*** Begin section ***
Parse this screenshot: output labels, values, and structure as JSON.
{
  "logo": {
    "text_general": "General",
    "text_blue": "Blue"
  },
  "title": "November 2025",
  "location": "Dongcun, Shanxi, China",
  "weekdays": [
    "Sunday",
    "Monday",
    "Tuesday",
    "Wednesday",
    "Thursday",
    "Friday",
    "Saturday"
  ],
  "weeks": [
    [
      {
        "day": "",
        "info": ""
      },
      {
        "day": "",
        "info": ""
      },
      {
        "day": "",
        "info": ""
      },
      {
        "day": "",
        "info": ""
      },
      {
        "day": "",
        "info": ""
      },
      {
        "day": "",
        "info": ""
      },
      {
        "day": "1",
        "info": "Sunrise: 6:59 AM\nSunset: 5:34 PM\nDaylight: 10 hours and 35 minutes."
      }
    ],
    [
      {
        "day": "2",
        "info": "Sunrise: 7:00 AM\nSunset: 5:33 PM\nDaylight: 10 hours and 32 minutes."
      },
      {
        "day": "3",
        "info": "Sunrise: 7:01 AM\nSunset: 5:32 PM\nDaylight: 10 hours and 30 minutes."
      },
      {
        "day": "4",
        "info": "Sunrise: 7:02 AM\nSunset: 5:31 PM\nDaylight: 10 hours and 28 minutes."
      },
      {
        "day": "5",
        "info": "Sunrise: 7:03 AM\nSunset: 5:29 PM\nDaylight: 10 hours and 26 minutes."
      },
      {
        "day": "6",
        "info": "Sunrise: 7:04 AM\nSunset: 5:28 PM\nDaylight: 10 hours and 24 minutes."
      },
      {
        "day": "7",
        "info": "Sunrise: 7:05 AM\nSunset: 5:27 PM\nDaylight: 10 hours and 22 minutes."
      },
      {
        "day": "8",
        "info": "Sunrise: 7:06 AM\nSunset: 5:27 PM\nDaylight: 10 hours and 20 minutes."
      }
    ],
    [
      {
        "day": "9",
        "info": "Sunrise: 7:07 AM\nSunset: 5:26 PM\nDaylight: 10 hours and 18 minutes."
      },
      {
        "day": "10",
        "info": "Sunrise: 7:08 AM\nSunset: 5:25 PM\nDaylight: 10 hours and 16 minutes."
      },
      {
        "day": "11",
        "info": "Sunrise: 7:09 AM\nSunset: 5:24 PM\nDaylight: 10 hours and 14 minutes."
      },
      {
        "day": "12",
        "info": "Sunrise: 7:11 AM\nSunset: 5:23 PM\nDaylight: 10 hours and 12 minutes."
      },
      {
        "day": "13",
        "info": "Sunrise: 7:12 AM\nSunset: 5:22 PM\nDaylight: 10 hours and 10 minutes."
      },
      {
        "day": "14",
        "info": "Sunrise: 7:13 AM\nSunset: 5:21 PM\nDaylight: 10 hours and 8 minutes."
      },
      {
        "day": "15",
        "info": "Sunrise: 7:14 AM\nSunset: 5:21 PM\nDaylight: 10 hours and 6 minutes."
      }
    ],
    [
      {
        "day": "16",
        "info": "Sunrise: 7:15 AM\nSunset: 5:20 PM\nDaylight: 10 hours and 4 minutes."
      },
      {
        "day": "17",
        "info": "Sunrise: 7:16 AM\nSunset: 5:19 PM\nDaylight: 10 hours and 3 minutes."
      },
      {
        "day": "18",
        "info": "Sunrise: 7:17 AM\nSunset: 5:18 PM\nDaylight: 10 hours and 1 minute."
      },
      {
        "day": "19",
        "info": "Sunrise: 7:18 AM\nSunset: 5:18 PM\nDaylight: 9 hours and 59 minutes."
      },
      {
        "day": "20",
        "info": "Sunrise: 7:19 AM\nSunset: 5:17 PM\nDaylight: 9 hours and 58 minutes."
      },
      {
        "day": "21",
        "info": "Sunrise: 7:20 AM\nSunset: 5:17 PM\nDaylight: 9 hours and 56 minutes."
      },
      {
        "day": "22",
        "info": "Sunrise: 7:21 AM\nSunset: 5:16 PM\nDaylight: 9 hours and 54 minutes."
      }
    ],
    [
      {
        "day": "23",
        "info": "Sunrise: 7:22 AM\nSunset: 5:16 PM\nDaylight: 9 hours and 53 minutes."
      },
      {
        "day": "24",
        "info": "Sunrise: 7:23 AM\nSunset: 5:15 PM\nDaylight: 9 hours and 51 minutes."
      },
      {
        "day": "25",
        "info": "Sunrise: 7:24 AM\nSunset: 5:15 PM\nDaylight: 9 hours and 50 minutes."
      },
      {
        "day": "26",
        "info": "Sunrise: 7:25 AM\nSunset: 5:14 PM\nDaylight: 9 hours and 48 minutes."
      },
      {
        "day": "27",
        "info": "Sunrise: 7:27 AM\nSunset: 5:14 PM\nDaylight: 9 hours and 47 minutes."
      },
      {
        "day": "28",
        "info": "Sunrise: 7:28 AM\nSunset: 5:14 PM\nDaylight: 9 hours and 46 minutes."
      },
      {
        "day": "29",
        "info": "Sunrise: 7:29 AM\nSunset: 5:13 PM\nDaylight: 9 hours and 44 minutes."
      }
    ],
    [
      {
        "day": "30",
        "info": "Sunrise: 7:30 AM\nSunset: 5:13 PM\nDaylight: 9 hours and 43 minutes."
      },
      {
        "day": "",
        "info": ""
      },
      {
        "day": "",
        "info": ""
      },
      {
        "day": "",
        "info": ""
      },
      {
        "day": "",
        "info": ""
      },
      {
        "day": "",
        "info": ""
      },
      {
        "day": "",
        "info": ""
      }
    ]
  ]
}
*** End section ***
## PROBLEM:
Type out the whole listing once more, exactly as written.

## WRITTEN RESPONSE:
Parse this screenshot: output labels, values, and structure as JSON.
{
  "logo": {
    "text_general": "General",
    "text_blue": "Blue"
  },
  "title": "November 2025",
  "location": "Dongcun, Shanxi, China",
  "weekdays": [
    "Sunday",
    "Monday",
    "Tuesday",
    "Wednesday",
    "Thursday",
    "Friday",
    "Saturday"
  ],
  "weeks": [
    [
      {
        "day": "",
        "info": ""
      },
      {
        "day": "",
        "info": ""
      },
      {
        "day": "",
        "info": ""
      },
      {
        "day": "",
        "info": ""
      },
      {
        "day": "",
        "info": ""
      },
      {
        "day": "",
        "info": ""
      },
      {
        "day": "1",
        "info": "Sunrise: 6:59 AM\nSunset: 5:34 PM\nDaylight: 10 hours and 35 minutes."
      }
    ],
    [
      {
        "day": "2",
        "info": "Sunrise: 7:00 AM\nSunset: 5:33 PM\nDaylight: 10 hours and 32 minutes."
      },
      {
        "day": "3",
        "info": "Sunrise: 7:01 AM\nSunset: 5:32 PM\nDaylight: 10 hours and 30 minutes."
      },
      {
        "day": "4",
        "info": "Sunrise: 7:02 AM\nSunset: 5:31 PM\nDaylight: 10 hours and 28 minutes."
      },
      {
        "day": "5",
        "info": "Sunrise: 7:03 AM\nSunset: 5:29 PM\nDaylight: 10 hours and 26 minutes."
      },
      {
        "day": "6",
        "info": "Sunrise: 7:04 AM\nSunset: 5:28 PM\nDaylight: 10 hours and 24 minutes."
      },
      {
        "day": "7",
        "info": "Sunrise: 7:05 AM\nSunset: 5:27 PM\nDaylight: 10 hours and 22 minutes."
      },
      {
        "day": "8",
        "info": "Sunrise: 7:06 AM\nSunset: 5:27 PM\nDaylight: 10 hours and 20 minutes."
      }
    ],
    [
      {
        "day": "9",
        "info": "Sunrise: 7:07 AM\nSunset: 5:26 PM\nDaylight: 10 hours and 18 minutes."
      },
      {
        "day": "10",
        "info": "Sunrise: 7:08 AM\nSunset: 5:25 PM\nDaylight: 10 hours and 16 minutes."
      },
      {
        "day": "11",
        "info": "Sunrise: 7:09 AM\nSunset: 5:24 PM\nDaylight: 10 hours and 14 minutes."
      },
      {
        "day": "12",
        "info": "Sunrise: 7:11 AM\nSunset: 5:23 PM\nDaylight: 10 hours and 12 minutes."
      },
      {
        "day": "13",
        "info": "Sunrise: 7:12 AM\nSunset: 5:22 PM\nDaylight: 10 hours and 10 minutes."
      },
      {
        "day": "14",
        "info": "Sunrise: 7:13 AM\nSunset: 5:21 PM\nDaylight: 10 hours and 8 minutes."
      },
      {
        "day": "15",
        "info": "Sunrise: 7:14 AM\nSunset: 5:21 PM\nDaylight: 10 hours and 6 minutes."
      }
    ],
    [
      {
        "day": "16",
        "info": "Sunrise: 7:15 AM\nSunset: 5:20 PM\nDaylight: 10 hours and 4 minutes."
      },
      {
        "day": "17",
        "info": "Sunrise: 7:16 AM\nSunset: 5:19 PM\nDaylight: 10 hours and 3 minutes."
      },
      {
        "day": "18",
        "info": "Sunrise: 7:17 AM\nSunset: 5:18 PM\nDaylight: 10 hours and 1 minute."
      },
      {
        "day": "19",
        "info": "Sunrise: 7:18 AM\nSunset: 5:18 PM\nDaylight: 9 hours and 59 minutes."
      },
      {
        "day": "20",
        "info": "Sunrise: 7:19 AM\nSunset: 5:17 PM\nDaylight: 9 hours and 58 minutes."
      },
      {
        "day": "21",
        "info": "Sunrise: 7:20 AM\nSunset: 5:17 PM\nDaylight: 9 hours and 56 minutes."
      },
      {
        "day": "22",
        "info": "Sunrise: 7:21 AM\nSunset: 5:16 PM\nDaylight: 9 hours and 54 minutes."
      }
    ],
    [
      {
        "day": "23",
        "info": "Sunrise: 7:22 AM\nSunset: 5:16 PM\nDaylight: 9 hours and 53 minutes."
      },
      {
        "day": "24",
        "info": "Sunrise: 7:23 AM\nSunset: 5:15 PM\nDaylight: 9 hours and 51 minutes."
      },
      {
        "day": "25",
        "info": "Sunrise: 7:24 AM\nSunset: 5:15 PM\nDaylight: 9 hours and 50 minutes."
      },
      {
        "day": "26",
        "info": "Sunrise: 7:25 AM\nSunset: 5:14 PM\nDaylight: 9 hours and 48 minutes."
      },
      {
        "day": "27",
        "info": "Sunrise: 7:27 AM\nSunset: 5:14 PM\nDaylight: 9 hours and 47 minutes."
      },
      {
        "day": "28",
        "info": "Sunrise: 7:28 AM\nSunset: 5:14 PM\nDaylight: 9 hours and 46 minutes."
      },
      {
        "day": "29",
        "info": "Sunrise: 7:29 AM\nSunset: 5:13 PM\nDaylight: 9 hours and 44 minutes."
      }
    ],
    [
      {
        "day": "30",
        "info": "Sunrise: 7:30 AM\nSunset: 5:13 PM\nDaylight: 9 hours and 43 minutes."
      },
      {
        "day": "",
        "info": ""
      },
      {
        "day": "",
        "info": ""
      },
      {
        "day": "",
        "info": ""
      },
      {
        "day": "",
        "info": ""
      },
      {
        "day": "",
        "info": ""
      },
      {
        "day": "",
        "info": ""
      }
    ]
  ]
}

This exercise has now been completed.